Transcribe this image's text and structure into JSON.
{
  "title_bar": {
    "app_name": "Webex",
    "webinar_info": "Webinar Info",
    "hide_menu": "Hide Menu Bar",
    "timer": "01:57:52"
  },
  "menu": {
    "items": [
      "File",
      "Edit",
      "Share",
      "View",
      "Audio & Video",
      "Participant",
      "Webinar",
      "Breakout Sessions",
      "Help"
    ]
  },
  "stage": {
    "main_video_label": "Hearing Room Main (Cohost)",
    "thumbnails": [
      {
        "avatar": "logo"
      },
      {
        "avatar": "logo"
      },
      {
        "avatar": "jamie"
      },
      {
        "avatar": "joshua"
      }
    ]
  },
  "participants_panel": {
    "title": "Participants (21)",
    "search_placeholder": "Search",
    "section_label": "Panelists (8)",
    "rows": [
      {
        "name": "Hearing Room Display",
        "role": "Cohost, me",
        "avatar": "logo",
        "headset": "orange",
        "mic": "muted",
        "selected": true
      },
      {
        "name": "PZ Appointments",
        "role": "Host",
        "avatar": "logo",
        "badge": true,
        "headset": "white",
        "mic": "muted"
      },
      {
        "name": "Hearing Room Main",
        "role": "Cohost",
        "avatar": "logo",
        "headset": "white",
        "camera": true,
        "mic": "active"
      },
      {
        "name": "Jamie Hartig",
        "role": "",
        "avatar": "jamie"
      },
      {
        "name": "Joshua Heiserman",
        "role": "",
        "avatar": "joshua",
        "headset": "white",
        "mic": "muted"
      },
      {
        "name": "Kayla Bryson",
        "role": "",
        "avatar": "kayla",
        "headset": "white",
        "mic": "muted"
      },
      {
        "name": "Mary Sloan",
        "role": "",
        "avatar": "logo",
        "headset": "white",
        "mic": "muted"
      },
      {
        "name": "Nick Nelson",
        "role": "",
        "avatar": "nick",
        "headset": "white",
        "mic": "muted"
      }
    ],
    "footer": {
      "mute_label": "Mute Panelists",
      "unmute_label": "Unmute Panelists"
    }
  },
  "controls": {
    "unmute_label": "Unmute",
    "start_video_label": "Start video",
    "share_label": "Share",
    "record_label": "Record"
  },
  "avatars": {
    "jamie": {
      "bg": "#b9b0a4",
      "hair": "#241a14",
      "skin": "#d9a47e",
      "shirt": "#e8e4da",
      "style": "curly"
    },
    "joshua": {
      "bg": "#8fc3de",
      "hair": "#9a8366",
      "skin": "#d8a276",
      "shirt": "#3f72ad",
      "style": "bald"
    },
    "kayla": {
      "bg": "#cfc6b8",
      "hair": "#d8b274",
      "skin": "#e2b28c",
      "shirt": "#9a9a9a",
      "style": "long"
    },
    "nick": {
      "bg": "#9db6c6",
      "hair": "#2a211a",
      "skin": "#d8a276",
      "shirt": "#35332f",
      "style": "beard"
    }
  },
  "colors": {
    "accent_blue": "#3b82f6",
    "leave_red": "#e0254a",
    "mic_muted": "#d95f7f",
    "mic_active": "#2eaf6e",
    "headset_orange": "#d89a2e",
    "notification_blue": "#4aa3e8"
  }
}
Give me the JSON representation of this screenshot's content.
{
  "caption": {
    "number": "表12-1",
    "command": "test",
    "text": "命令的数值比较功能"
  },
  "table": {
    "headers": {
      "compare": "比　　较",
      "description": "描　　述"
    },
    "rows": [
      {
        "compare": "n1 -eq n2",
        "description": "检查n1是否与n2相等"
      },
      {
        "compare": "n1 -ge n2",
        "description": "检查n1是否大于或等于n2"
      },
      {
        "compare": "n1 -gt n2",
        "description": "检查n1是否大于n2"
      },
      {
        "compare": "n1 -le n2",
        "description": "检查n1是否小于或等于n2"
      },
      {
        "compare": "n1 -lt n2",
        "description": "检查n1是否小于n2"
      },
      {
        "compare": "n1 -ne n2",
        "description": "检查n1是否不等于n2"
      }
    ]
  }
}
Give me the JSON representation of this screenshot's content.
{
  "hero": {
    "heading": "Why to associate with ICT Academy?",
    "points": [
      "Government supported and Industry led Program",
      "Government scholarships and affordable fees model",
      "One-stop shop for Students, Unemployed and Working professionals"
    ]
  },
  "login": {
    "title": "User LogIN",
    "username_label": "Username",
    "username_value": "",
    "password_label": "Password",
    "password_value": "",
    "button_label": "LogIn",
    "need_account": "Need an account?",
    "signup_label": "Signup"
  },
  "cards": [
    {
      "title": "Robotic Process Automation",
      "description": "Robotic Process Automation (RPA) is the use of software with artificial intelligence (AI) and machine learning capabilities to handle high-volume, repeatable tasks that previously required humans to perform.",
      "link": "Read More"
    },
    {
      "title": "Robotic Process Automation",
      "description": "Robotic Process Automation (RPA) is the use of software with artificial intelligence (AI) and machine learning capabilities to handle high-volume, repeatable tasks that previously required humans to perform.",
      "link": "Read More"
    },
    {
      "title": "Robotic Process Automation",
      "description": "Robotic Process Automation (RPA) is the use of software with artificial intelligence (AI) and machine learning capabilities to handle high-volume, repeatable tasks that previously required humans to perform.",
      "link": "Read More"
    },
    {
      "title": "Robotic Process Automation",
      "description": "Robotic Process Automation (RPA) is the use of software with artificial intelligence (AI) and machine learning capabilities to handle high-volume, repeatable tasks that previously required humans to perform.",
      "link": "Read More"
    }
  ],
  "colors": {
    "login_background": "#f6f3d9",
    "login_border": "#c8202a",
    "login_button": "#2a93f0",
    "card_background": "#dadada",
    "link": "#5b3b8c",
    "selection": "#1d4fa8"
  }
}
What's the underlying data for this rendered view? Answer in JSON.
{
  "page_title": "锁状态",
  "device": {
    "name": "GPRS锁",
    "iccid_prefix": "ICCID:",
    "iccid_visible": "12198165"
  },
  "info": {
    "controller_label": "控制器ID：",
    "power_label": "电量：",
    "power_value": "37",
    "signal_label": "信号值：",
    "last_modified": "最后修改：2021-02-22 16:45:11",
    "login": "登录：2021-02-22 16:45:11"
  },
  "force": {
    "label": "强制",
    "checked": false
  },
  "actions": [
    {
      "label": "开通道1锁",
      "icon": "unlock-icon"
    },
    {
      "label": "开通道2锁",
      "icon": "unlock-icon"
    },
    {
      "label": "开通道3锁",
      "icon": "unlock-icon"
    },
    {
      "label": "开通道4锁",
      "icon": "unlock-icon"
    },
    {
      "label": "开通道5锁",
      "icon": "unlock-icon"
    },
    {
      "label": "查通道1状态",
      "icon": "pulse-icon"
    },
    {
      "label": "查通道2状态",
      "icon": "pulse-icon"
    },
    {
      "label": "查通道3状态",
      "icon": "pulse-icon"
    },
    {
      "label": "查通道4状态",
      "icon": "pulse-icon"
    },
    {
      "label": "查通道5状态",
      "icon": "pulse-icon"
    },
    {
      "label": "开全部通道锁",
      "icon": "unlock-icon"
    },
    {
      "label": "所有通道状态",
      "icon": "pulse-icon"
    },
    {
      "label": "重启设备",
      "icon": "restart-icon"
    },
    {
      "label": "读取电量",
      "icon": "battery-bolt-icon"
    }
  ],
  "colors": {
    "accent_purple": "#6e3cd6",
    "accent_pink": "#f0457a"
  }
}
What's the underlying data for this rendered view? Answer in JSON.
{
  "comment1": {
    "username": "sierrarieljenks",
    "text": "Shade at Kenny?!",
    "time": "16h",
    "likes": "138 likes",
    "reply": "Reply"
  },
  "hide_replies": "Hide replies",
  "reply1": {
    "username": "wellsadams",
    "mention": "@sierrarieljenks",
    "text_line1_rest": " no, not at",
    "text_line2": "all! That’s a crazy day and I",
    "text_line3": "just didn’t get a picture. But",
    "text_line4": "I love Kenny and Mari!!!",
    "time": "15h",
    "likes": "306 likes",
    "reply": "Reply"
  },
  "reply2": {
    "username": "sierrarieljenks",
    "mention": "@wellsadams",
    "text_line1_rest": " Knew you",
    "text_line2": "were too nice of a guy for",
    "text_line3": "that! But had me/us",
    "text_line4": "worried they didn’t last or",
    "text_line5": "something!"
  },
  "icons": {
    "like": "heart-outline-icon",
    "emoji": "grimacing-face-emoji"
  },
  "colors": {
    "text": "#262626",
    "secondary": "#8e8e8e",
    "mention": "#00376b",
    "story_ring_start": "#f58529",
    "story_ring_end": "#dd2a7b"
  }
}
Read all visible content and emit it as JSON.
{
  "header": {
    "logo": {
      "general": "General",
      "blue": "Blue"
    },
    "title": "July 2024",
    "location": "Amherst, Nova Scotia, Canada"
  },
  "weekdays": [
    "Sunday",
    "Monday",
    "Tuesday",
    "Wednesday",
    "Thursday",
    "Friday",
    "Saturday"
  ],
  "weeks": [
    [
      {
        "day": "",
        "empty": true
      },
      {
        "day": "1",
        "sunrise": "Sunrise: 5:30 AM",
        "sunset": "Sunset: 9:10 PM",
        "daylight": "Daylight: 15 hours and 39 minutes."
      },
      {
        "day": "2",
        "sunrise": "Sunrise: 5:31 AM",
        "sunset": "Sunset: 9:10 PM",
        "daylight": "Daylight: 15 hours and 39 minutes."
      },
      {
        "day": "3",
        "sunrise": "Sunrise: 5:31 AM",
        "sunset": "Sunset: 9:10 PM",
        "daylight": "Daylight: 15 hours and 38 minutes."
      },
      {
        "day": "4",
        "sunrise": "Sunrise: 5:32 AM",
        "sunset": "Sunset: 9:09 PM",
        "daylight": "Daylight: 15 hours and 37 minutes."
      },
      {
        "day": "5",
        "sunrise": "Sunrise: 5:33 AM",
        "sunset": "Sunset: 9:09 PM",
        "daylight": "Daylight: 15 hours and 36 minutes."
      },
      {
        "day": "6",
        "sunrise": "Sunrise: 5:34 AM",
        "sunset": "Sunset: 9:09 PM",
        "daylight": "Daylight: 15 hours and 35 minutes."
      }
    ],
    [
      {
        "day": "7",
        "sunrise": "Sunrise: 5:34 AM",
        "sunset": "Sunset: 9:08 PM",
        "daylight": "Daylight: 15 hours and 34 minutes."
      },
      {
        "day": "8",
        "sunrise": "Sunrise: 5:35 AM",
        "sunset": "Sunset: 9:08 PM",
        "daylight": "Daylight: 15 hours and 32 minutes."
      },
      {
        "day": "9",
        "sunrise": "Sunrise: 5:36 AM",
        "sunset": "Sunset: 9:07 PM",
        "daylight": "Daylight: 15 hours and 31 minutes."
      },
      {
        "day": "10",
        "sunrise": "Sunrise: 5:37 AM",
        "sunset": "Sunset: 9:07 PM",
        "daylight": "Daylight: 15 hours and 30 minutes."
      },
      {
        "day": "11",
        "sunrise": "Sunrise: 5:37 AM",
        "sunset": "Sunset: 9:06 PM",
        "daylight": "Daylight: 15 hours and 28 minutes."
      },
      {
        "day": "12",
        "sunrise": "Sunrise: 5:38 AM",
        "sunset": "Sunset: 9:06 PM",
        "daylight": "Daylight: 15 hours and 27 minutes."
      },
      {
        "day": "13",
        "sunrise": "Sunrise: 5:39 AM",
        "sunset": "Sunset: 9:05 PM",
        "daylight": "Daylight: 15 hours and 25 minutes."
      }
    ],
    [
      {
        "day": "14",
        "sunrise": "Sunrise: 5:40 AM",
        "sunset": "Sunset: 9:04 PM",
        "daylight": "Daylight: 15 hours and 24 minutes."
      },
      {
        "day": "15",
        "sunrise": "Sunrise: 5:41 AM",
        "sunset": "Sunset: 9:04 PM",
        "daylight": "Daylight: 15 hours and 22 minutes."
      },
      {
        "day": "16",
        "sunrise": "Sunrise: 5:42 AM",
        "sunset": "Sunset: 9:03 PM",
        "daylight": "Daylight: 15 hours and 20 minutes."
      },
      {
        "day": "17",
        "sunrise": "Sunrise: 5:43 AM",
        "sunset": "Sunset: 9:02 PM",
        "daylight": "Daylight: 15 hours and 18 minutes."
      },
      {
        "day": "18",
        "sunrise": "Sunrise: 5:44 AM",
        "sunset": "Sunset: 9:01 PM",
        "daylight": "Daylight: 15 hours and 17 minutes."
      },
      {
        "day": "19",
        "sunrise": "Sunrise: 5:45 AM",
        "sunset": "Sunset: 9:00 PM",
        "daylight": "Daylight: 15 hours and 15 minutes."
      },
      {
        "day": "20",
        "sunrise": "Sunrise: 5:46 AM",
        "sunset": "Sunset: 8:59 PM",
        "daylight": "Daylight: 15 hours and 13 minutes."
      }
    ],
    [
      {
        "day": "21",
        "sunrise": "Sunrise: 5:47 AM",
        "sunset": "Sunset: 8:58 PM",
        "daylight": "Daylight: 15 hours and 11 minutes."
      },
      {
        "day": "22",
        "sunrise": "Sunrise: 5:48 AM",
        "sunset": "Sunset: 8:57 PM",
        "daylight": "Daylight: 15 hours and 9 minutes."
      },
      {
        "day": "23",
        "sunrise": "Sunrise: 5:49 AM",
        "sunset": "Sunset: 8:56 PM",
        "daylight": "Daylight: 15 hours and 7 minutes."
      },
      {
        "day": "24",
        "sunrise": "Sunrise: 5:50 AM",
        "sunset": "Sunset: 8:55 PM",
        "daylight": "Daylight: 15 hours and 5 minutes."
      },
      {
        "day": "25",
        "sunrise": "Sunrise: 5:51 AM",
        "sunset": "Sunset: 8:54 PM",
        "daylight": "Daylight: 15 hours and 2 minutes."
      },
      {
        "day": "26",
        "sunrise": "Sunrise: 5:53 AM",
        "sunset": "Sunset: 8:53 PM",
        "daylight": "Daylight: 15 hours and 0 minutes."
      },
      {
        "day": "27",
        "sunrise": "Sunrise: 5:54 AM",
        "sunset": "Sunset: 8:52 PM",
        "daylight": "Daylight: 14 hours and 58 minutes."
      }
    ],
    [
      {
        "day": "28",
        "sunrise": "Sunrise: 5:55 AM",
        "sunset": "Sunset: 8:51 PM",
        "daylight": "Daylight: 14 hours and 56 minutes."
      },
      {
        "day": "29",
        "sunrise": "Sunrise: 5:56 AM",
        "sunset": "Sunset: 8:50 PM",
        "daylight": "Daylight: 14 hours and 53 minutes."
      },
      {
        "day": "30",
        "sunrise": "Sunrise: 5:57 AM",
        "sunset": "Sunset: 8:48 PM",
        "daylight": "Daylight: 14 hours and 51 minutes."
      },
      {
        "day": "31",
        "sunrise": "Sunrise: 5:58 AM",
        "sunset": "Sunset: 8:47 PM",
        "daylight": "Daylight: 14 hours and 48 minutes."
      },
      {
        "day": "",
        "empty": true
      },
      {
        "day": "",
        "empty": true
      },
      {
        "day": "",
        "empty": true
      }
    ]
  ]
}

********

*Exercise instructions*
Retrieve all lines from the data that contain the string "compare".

*Solution below*
      "compare": "比　　较",
        "compare": "n1 -eq n2",
        "compare": "n1 -ge n2",
        "compare": "n1 -gt n2",
        "compare": "n1 -le n2",
        "compare": "n1 -lt n2",
        "compare": "n1 -ne n2",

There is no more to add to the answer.